[Courtesy of Martin Brungard mabrungard "at" hotmail.com, July 1999]
I have done a good bit of modeling of the 7035 and a good bit of review of the UIUC data on the 7035. In either case, it was apparent that camber changing is very useful in extending the capabilities of this airfoil.
Regarding reflex, the 7035 doesn't really need reflex to maximize its high speed performance. The modeling I've performed, shows that about -1 degree of reflex is the most that the airfoil will handle. Beyond that, there is no more reduction in drag.
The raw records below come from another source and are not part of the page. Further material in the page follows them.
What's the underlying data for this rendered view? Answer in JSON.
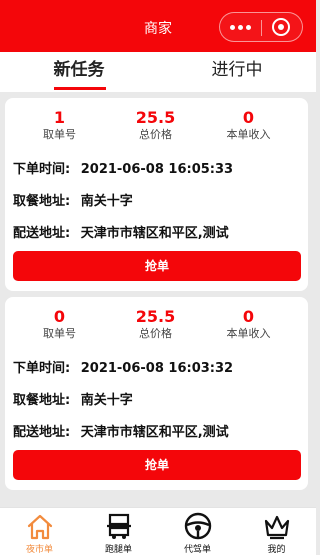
{
  "header": {
    "title": "商家"
  },
  "tabs": [
    {
      "label": "新任务",
      "active": true
    },
    {
      "label": "进行中",
      "active": false
    }
  ],
  "orders": [
    {
      "stats": [
        {
          "value": "1",
          "label": "取单号"
        },
        {
          "value": "25.5",
          "label": "总价格"
        },
        {
          "value": "0",
          "label": "本单收入"
        }
      ],
      "order_time_label": "下单时间:",
      "order_time": "2021-06-08 16:05:33",
      "pickup_label": "取餐地址:",
      "pickup": "南关十字",
      "delivery_label": "配送地址:",
      "delivery": "天津市市辖区和平区,测试",
      "action": "抢单"
    },
    {
      "stats": [
        {
          "value": "0",
          "label": "取单号"
        },
        {
          "value": "25.5",
          "label": "总价格"
        },
        {
          "value": "0",
          "label": "本单收入"
        }
      ],
      "order_time_label": "下单时间:",
      "order_time": "2021-06-08 16:03:32",
      "pickup_label": "取餐地址:",
      "pickup": "南关十字",
      "delivery_label": "配送地址:",
      "delivery": "天津市市辖区和平区,测试",
      "action": "抢单"
    }
  ],
  "bottom_nav": [
    {
      "label": "夜市单",
      "icon": "home-icon",
      "active": true
    },
    {
      "label": "跑腿单",
      "icon": "errand-icon",
      "active": false
    },
    {
      "label": "代驾单",
      "icon": "steering-wheel-icon",
      "active": false
    },
    {
      "label": "我的",
      "icon": "crown-icon",
      "active": false
    }
  ],
  "colors": {
    "brand": "#f4060a",
    "active_nav": "#f28b3d",
    "background": "#e9e9e9"
  }
}
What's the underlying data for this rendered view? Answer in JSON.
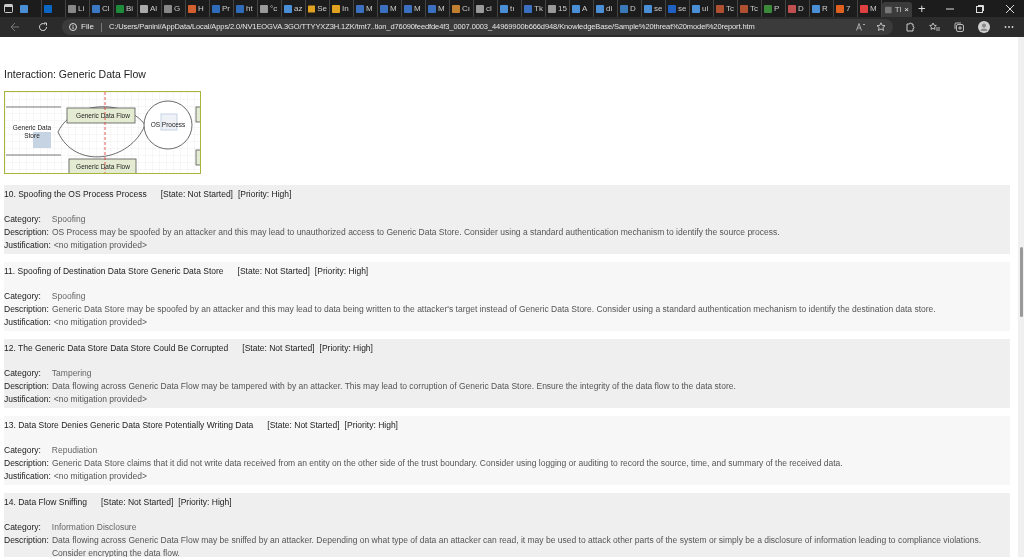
{
  "tabs": [
    {
      "selected": false
    },
    {
      "selected": false
    },
    {
      "label": "Li",
      "selected": false
    },
    {
      "label": "Cl",
      "selected": false
    },
    {
      "label": "Bi",
      "selected": false
    },
    {
      "label": "Al",
      "selected": false
    },
    {
      "label": "G",
      "selected": false
    },
    {
      "label": "H",
      "selected": false
    },
    {
      "label": "Pr",
      "selected": false
    },
    {
      "label": "ht",
      "selected": false
    },
    {
      "label": "°c",
      "selected": false
    },
    {
      "label": "az",
      "selected": false
    },
    {
      "label": "Se",
      "selected": false
    },
    {
      "label": "In",
      "selected": false
    },
    {
      "label": "M",
      "selected": false
    },
    {
      "label": "M",
      "selected": false
    },
    {
      "label": "M",
      "selected": false
    },
    {
      "label": "M",
      "selected": false
    },
    {
      "label": "Cı",
      "selected": false
    },
    {
      "label": "cl",
      "selected": false
    },
    {
      "label": "tı",
      "selected": false
    },
    {
      "label": "Tk",
      "selected": false
    },
    {
      "label": "15",
      "selected": false
    },
    {
      "label": "A",
      "selected": false
    },
    {
      "label": "di",
      "selected": false
    },
    {
      "label": "D",
      "selected": false
    },
    {
      "label": "se",
      "selected": false
    },
    {
      "label": "se",
      "selected": false
    },
    {
      "label": "ui",
      "selected": false
    },
    {
      "label": "Tc",
      "selected": false
    },
    {
      "label": "Tc",
      "selected": false
    },
    {
      "label": "P",
      "selected": false
    },
    {
      "label": "D",
      "selected": false
    },
    {
      "label": "R",
      "selected": false
    },
    {
      "label": "7",
      "selected": false
    },
    {
      "label": "M",
      "selected": false
    },
    {
      "label": "Tl",
      "selected": true
    }
  ],
  "tab_close": "×",
  "new_tab": "+",
  "address_bar": {
    "scheme": "File",
    "url": "C:/Users/Panini/AppData/Local/Apps/2.0/NV1EOGVA.3GO/TTYYXZ3H.1ZK/tmt7..tion_d76090feedfde4f3_0007.0003_44969900b666d948/KnowledgeBase/Sample%20threat%20model%20report.htm"
  },
  "page": {
    "interaction_title": "Interaction: Generic Data Flow",
    "diagram": {
      "store": "Generic Data Store",
      "flow_top": "Generic Data Flow",
      "process": "OS Process",
      "flow_bottom": "Generic Data Flow"
    },
    "threats": [
      {
        "title": "10. Spoofing the OS Process Process",
        "state": "[State: Not Started]",
        "priority": "[Priority: High]",
        "category_label": "Category:",
        "category": "Spoofing",
        "description_label": "Description:",
        "justification_label": "Justification:",
        "description": "OS Process may be spoofed by an attacker and this may lead to unauthorized access to Generic Data Store. Consider using a standard authentication mechanism to identify the source process.",
        "justification": "<no mitigation provided>"
      },
      {
        "title": "11. Spoofing of Destination Data Store Generic Data Store",
        "state": "[State: Not Started]",
        "priority": "[Priority: High]",
        "category_label": "Category:",
        "category": "Spoofing",
        "description_label": "Description:",
        "justification_label": "Justification:",
        "description": "Generic Data Store may be spoofed by an attacker and this may lead to data being written to the attacker's target instead of Generic Data Store. Consider using a standard authentication mechanism to identify the destination data store.",
        "justification": "<no mitigation provided>"
      },
      {
        "title": "12. The Generic Data Store Data Store Could Be Corrupted",
        "state": "[State: Not Started]",
        "priority": "[Priority: High]",
        "category_label": "Category:",
        "category": "Tampering",
        "description_label": "Description:",
        "justification_label": "Justification:",
        "description": "Data flowing across Generic Data Flow may be tampered with by an attacker. This may lead to corruption of Generic Data Store. Ensure the integrity of the data flow to the data store.",
        "justification": "<no mitigation provided>"
      },
      {
        "title": "13. Data Store Denies Generic Data Store Potentially Writing Data",
        "state": "[State: Not Started]",
        "priority": "[Priority: High]",
        "category_label": "Category:",
        "category": "Repudiation",
        "description_label": "Description:",
        "justification_label": "Justification:",
        "description": "Generic Data Store claims that it did not write data received from an entity on the other side of the trust boundary. Consider using logging or auditing to record the source, time, and summary of the received data.",
        "justification": "<no mitigation provided>"
      },
      {
        "title": "14. Data Flow Sniffing",
        "state": "[State: Not Started]",
        "priority": "[Priority: High]",
        "category_label": "Category:",
        "category": "Information Disclosure",
        "description_label": "Description:",
        "description": "Data flowing across Generic Data Flow may be sniffed by an attacker. Depending on what type of data an attacker can read, it may be used to attack other parts of the system or simply be a disclosure of information leading to compliance violations. Consider encrypting the data flow."
      }
    ]
  }
}
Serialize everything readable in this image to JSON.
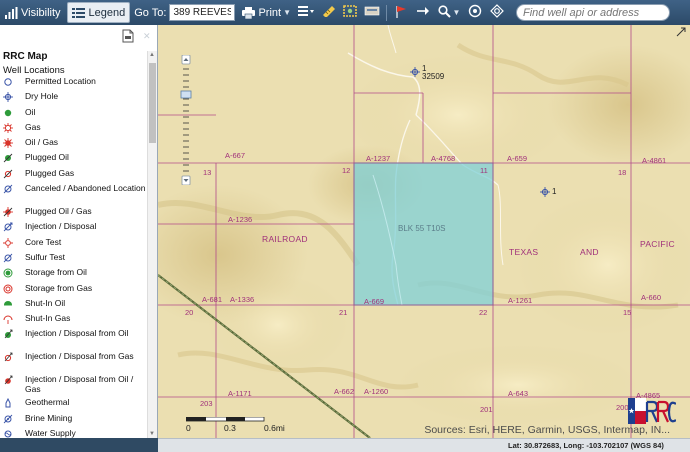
{
  "toolbar": {
    "visibility_label": "Visibility",
    "legend_label": "Legend",
    "goto_label": "Go To:",
    "goto_value": "389 REEVES",
    "print_label": "Print",
    "search_placeholder": "Find well api or address",
    "accent": "#2c4a68"
  },
  "panel": {
    "title": "RRC Map",
    "subtitle": "Well Locations",
    "items": [
      {
        "label": "Permitted Location",
        "icon": "permitted-location-icon"
      },
      {
        "label": "Dry Hole",
        "icon": "dry-hole-icon"
      },
      {
        "label": "Oil",
        "icon": "oil-icon"
      },
      {
        "label": "Gas",
        "icon": "gas-icon"
      },
      {
        "label": "Oil / Gas",
        "icon": "oil-gas-icon"
      },
      {
        "label": "Plugged Oil",
        "icon": "plugged-oil-icon"
      },
      {
        "label": "Plugged Gas",
        "icon": "plugged-gas-icon"
      },
      {
        "label": "Canceled / Abandoned Location",
        "icon": "canceled-location-icon"
      },
      {
        "label": "Plugged Oil / Gas",
        "icon": "plugged-oil-gas-icon"
      },
      {
        "label": "Injection / Disposal",
        "icon": "injection-icon"
      },
      {
        "label": "Core Test",
        "icon": "core-test-icon"
      },
      {
        "label": "Sulfur Test",
        "icon": "sulfur-test-icon"
      },
      {
        "label": "Storage from Oil",
        "icon": "storage-oil-icon"
      },
      {
        "label": "Storage from Gas",
        "icon": "storage-gas-icon"
      },
      {
        "label": "Shut-In Oil",
        "icon": "shut-in-oil-icon"
      },
      {
        "label": "Shut-In Gas",
        "icon": "shut-in-gas-icon"
      },
      {
        "label": "Injection / Disposal from Oil",
        "icon": "injection-oil-icon"
      },
      {
        "label": "Injection / Disposal from Gas",
        "icon": "injection-gas-icon"
      },
      {
        "label": "Injection / Disposal from Oil / Gas",
        "icon": "injection-oil-gas-icon"
      },
      {
        "label": "Geothermal",
        "icon": "geothermal-icon"
      },
      {
        "label": "Brine Mining",
        "icon": "brine-mining-icon"
      },
      {
        "label": "Water Supply",
        "icon": "water-supply-icon"
      }
    ]
  },
  "map": {
    "section_labels": [
      "13",
      "12",
      "11",
      "18",
      "20",
      "21",
      "22",
      "15",
      "203",
      "201",
      "200"
    ],
    "abstract_labels": [
      "A-667",
      "A-1237",
      "A-4768",
      "A-659",
      "A-4861",
      "A-1236",
      "A-681",
      "A-1336",
      "A-669",
      "A-1261",
      "A-660",
      "A-1171",
      "A-662",
      "A-1260",
      "A-643",
      "A-4865"
    ],
    "block_label": "BLK 55 T10S",
    "railroad_words": [
      "RAILROAD",
      "TEXAS",
      "AND",
      "PACIFIC"
    ],
    "wells": [
      {
        "line1": "1",
        "line2": "32509"
      },
      {
        "line1": "1",
        "line2": ""
      }
    ],
    "scale": {
      "t0": "0",
      "t1": "0.3",
      "t2": "0.6mi"
    },
    "sources": "Sources: Esri, HERE, Garmin, USGS, Intermap, IN...",
    "selected_color": "#7fd0d8"
  },
  "status": {
    "coords": "Lat: 30.872683, Long: -103.702107 (WGS 84)"
  }
}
Regarding camber, the 7035 can benefit greatly. The modeling and the UIUC data point to the result that about 5 degrees of camber is all the airfoil will handle. My modeling seems to show that you might be able to stretch that to as much as 7 degrees, but that result may be questionable. Beyond 7 degrees, you are almost certainly adding much more drag and the L/D drops off rapidly.
The UIUC data has camber deflections of 5 and 10 degrees. The low speed performance drops off noticably when you go from 5 to 10 degrees. The area to study for this comparison, is the 60,000 Re curves in the upper lift coefficient range. The L/D is much better at 5 degrees. The camber for launch can be a little higher, since the aircraft is operating at a much higher reynold's number. I'm going by memory here, but I seem to remember that deflections of about 8 degrees are appropriate for launch.
I think this data will point people in the right direction. I find that many people adhere to the old "more is better" philosophy when it comes to camber change. Unfortunately, most people have no guidance on this subject and they have to rely on what everybody else is doing or just judge the performance by the seat of their pants. Unfortunately, its hard to judge minute differences in performance when the plane is a few thousand feet overhead and your pants are nowhere near that plane ;-).
Martin Brungard Tallahassee, FL
"Meandering to a different drummer"